The Border Terrier breed was registered by the British Kennel Club in 1920 and by the American Club ten years later.

At present, Borders are highly favored as companion dogs and pets due to their adaptability, friendliness, and fetching personality. All the same, they can be dependable when it comes to hunting down vermin.

In fact, some of their valued talents include hunting, guarding the family, and performing tricks and sports that demand competitive obedience.

Characteristics of the Border Terrier

They have a wiry, short, double coat and this is why they usually seem scruffy. The color of this breed vary and can be tan, red, grizzle and tan, and/or blue and tan.

Height is between 11 and 16 inches and they weigh between 11 and 16 pounds.

They are quite at home living either indoors or in a fenced yard.


Scruffy, hardy and bold hunters, Border terriers are very active as puppies but become more easy going as they mature. They are not friendly with rabbits, rats, hamsters, and even birds, but they can live with family cats, although not strange cats.
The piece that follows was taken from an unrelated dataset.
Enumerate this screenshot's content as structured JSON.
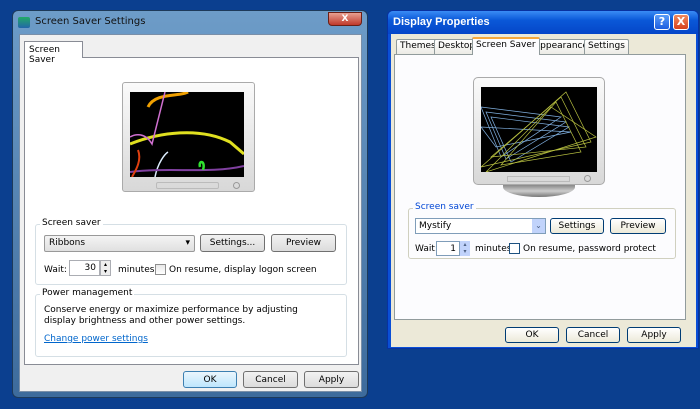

Health Issues

Canine Epileptoid Cramping Syndrome or CES, also called as "Spike's disease". This is a genetic, neurological, metabolic and muscle disorder sometimes confused with canine epilepsy. 

Cataracts, or loss of transparency of one or both lenses of the eyes

Cryptorchidism, where the testicles do not come down into the scrotum


Some Skin problems and allergies.

General Care and Exercise

The Border terrier's coat needs weekly brushing and should be professionally groomed at least twice a year.

Only bathe when necessary as they shed little to no hair. Their body-build demands frequent exercise but they should be kept on a leash while walking in public places because of their hunting instincts.

People love the fact that these dogs can learn very quickly. This is because of their built-in curiosity and toughness. However, the same qualities that make them prize-winners can also make them very obstinate when they want to be. You need to be consistent with your commands and show the Border terrier pet dog that you mean what you say.